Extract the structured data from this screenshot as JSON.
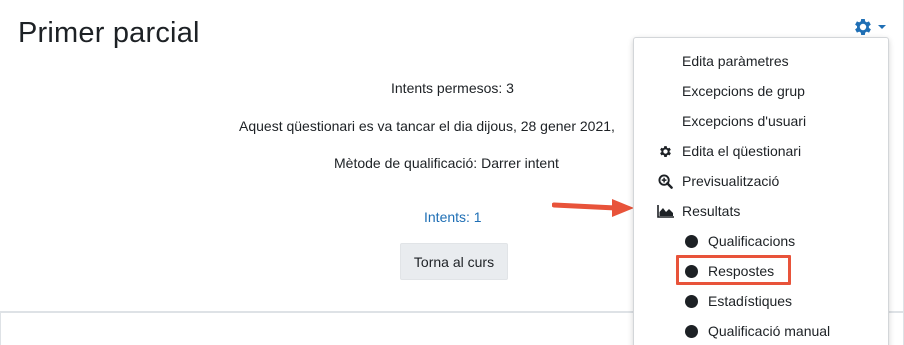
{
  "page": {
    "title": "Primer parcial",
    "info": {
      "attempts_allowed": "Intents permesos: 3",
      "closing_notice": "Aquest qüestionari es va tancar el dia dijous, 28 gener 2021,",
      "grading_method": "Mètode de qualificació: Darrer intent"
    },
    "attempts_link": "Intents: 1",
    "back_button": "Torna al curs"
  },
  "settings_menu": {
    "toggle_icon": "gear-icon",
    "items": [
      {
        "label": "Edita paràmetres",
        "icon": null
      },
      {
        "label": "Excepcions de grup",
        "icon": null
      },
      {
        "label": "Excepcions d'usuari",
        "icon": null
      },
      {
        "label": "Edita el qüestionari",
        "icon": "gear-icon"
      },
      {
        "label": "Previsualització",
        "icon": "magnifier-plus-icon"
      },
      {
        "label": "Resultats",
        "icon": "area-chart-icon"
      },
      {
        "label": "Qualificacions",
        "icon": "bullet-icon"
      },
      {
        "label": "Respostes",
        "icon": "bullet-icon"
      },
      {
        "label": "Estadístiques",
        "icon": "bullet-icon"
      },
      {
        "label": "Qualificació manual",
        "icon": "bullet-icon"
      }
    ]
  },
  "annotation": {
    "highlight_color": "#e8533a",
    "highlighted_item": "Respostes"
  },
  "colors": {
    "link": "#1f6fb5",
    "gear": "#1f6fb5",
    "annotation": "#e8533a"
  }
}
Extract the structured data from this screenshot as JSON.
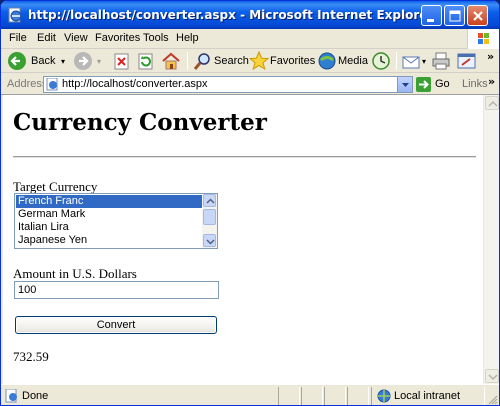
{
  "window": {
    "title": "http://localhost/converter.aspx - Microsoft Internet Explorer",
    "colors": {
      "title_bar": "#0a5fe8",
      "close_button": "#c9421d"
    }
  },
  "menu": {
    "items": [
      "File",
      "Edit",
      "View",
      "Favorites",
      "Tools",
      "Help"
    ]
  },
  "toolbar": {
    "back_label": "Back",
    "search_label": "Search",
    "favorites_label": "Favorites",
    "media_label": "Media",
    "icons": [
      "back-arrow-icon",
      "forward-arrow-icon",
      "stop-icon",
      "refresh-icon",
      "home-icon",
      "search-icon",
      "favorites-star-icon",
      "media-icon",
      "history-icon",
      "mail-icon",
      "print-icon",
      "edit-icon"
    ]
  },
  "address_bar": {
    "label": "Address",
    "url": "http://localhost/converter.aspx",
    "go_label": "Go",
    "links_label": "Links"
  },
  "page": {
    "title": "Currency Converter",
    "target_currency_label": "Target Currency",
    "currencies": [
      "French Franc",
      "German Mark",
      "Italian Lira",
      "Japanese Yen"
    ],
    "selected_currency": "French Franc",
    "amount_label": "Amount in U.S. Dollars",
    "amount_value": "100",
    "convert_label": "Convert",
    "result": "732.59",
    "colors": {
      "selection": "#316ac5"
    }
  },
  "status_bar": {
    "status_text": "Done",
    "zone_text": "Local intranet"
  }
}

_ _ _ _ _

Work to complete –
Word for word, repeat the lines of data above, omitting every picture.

Exercise answer –
Extract the structured data from this screenshot as JSON.
{
  "page": {
    "title": "Primer parcial",
    "info": {
      "attempts_allowed": "Intents permesos: 3",
      "closing_notice": "Aquest qüestionari es va tancar el dia dijous, 28 gener 2021,",
      "grading_method": "Mètode de qualificació: Darrer intent"
    },
    "attempts_link": "Intents: 1",
    "back_button": "Torna al curs"
  },
  "settings_menu": {
    "toggle_icon": "gear-icon",
    "items": [
      {
        "label": "Edita paràmetres",
        "icon": null
      },
      {
        "label": "Excepcions de grup",
        "icon": null
      },
      {
        "label": "Excepcions d'usuari",
        "icon": null
      },
      {
        "label": "Edita el qüestionari",
        "icon": "gear-icon"
      },
      {
        "label": "Previsualització",
        "icon": "magnifier-plus-icon"
      },
      {
        "label": "Resultats",
        "icon": "area-chart-icon"
      },
      {
        "label": "Qualificacions",
        "icon": "bullet-icon"
      },
      {
        "label": "Respostes",
        "icon": "bullet-icon"
      },
      {
        "label": "Estadístiques",
        "icon": "bullet-icon"
      },
      {
        "label": "Qualificació manual",
        "icon": "bullet-icon"
      }
    ]
  },
  "annotation": {
    "highlight_color": "#e8533a",
    "highlighted_item": "Respostes"
  },
  "colors": {
    "link": "#1f6fb5",
    "gear": "#1f6fb5",
    "annotation": "#e8533a"
  }
}
Extract the structured data from this screenshot as JSON.
{
  "window": {
    "title": "http://localhost/converter.aspx - Microsoft Internet Explorer",
    "colors": {
      "title_bar": "#0a5fe8",
      "close_button": "#c9421d"
    }
  },
  "menu": {
    "items": [
      "File",
      "Edit",
      "View",
      "Favorites",
      "Tools",
      "Help"
    ]
  },
  "toolbar": {
    "back_label": "Back",
    "search_label": "Search",
    "favorites_label": "Favorites",
    "media_label": "Media",
    "icons": [
      "back-arrow-icon",
      "forward-arrow-icon",
      "stop-icon",
      "refresh-icon",
      "home-icon",
      "search-icon",
      "favorites-star-icon",
      "media-icon",
      "history-icon",
      "mail-icon",
      "print-icon",
      "edit-icon"
    ]
  },
  "address_bar": {
    "label": "Address",
    "url": "http://localhost/converter.aspx",
    "go_label": "Go",
    "links_label": "Links"
  },
  "page": {
    "title": "Currency Converter",
    "target_currency_label": "Target Currency",
    "currencies": [
      "French Franc",
      "German Mark",
      "Italian Lira",
      "Japanese Yen"
    ],
    "selected_currency": "French Franc",
    "amount_label": "Amount in U.S. Dollars",
    "amount_value": "100",
    "convert_label": "Convert",
    "result": "732.59",
    "colors": {
      "selection": "#316ac5"
    }
  },
  "status_bar": {
    "status_text": "Done",
    "zone_text": "Local intranet"
  }
}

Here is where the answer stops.